How Do We Address the Stigma Surrounding Addiction?
There is a great deal of stigma surrounding drug and alcohol addiction. Stigma can come from a few sources:
- A lack of awareness of something.
- A lack of education about something.
- An unpleasant experience regarding something or someone.
When people aren’t aware or properly educated about something (like addiction), they may adopt preconceived notions about it. When someone has an unpleasant experience because of an addict, they may come to believe that all people who struggle with drugs and alcohol are likely to cause similar, unpleasant experiences.
How can the stigma attached to addiction be reduced? In many ways, removing addiction stigma will depend on educating people on what addiction is and how they can help addicts get better.
What is Addiction? - Defining Addiction; Removing Stigma and Stereotype
A good definition of addiction comes from the Merriam-Webster dictionary: “A compulsive, chronic, physiological or psychological need for a habit-forming substance having harmful physical, psychological, or social effects and typically causing well-defined symptoms (such as anxiety, irritability, tremors, or nausea) upon withdrawal or abstinence.”
As one can see from the definition, it is evident that addiction is not only a medical issue but a spiritual issue as well, a severe crisis of the mind, body, and soul. Addiction is not a criminal inclination nor a character flaw. Addiction does not merit the stigmas often attached to it. It’s not simply a poor choice, it’s not a sign of weakness, and it’s not an indication of low social merit or worth. All of these additional descriptions are the result of prejudices brought to bear against addicts. These prejudices are where stigma begins.
When national divisiveness is at an all-time high, the inclination may be to judge addicts or criticize them for their behavior. The inclination may be to find ways to see them differently. Or to equate that they are addicts because of some other factor about them that is different from us.
But doing that is also flawed because addiction is not only a horrible health problem that does not fit any of the stigmas mentioned above, but addiction can happen to anyone, precluding the validity of any racial or demographical stereotypes that might be attached to someone who struggles with such a habit.
When addiction is carefully examined and fully understood, it becomes apparent that this is a problem that can happen to anyone. There’s no sense in stereotyping addiction because anyone can fall prey to this habit. No financial attainment, background, living situation, demographic, age, sex, or other defining factors can act as guaranteed protection from the risk of addiction.
The opioid epidemic of the 21st century is teaching the American people that addiction is not just a “poor man’s problem.” That erroneous theory was quickly disproven when the opiate crisis struck down in mostly white America.
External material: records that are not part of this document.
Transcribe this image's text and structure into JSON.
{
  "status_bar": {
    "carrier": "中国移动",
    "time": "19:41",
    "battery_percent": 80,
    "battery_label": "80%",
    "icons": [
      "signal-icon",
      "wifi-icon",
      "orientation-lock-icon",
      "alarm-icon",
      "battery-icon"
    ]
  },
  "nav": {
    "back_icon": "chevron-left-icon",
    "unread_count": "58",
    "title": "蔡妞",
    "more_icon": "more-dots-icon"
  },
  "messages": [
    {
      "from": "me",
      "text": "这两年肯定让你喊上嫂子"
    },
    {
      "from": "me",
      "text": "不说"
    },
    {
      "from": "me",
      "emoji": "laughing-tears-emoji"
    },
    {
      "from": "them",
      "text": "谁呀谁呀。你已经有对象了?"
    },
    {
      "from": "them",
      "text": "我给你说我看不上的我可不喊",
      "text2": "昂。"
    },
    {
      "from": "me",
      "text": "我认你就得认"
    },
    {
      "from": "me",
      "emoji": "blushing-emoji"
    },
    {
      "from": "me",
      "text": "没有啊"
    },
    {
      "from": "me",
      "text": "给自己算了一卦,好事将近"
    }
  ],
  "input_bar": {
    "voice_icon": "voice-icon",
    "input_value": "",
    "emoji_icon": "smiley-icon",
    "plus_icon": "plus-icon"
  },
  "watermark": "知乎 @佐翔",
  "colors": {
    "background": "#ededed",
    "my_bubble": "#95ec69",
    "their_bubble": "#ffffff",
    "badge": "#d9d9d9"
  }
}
In fact, white Americans were so hard-hit by the opioid epidemic that the life expectancy of U.S. white persons declined for the first time in years.
When the definition of addiction is carefully examined, when people study the subject and get a better idea of what addiction actually is, they realize that this is a unique problem that affects everyone differently. A great deal of compassion usually ensues from a better understanding of addiction, as well as a stronger willingness and desire to help.
How Do We Help Addicts?
When people feel more capable of addressing a problem, they are less likely to complain about that problem or vilify it. As luck would have it, one of the ways to reduce the stigma and stereotypes attached to addiction is simply to help addicts. When addicts are helped through drug treatment programs and come out of such programs clean and sober and ready to tackle life anew, people quickly realize that addiction was never a character flaw, a mark of inferiority, or a criminal inclination.
Drug rehabilitation restores to addicts their true being, who they were long before they became addicts. Drug rehabs give recovering addicts the opportunity to achieve a happy and sober life, giving them the chance to experience a better, healthier, more comfortable, and more successful condition. Once drug use and drinking are stripped away, it becomes clear that the individual was a good person all along, yet they merely had a crippling affliction that was severely holding them back in life. Now, clean and sober, they can go out and achieve their ambitions and create goodness in the world rather than sadness.
If you know someone struggling with addiction, please do not let them be harshly stigmatized by others. Do not accept verbal stereotypes of them or harsh condemnations of them. Instead, seek to find out ways you can learn more about your loved one’s predicament. Please do your best to get them into a treatment center.
With knowledge, compassion, understanding, and rehabilitation programs, we will eliminate the addiction crisis. Stigma and stereotype have no place in our efforts to resolve the addiction crisis in America.
A Note on Additional Resources
Plenty of resources can be found for reducing the stigma and stereotypes of addiction. In 2001, the Danya Institute published a thorough guide on reducing addiction stigma in virtually any environment. The American Society of Addiction Medicine also published a meaningful paper on how addiction professionals, employers, family members, and friends of addicts can reduce addiction stigmas. The National Center for Biotechnology Information also has several papers on this subject.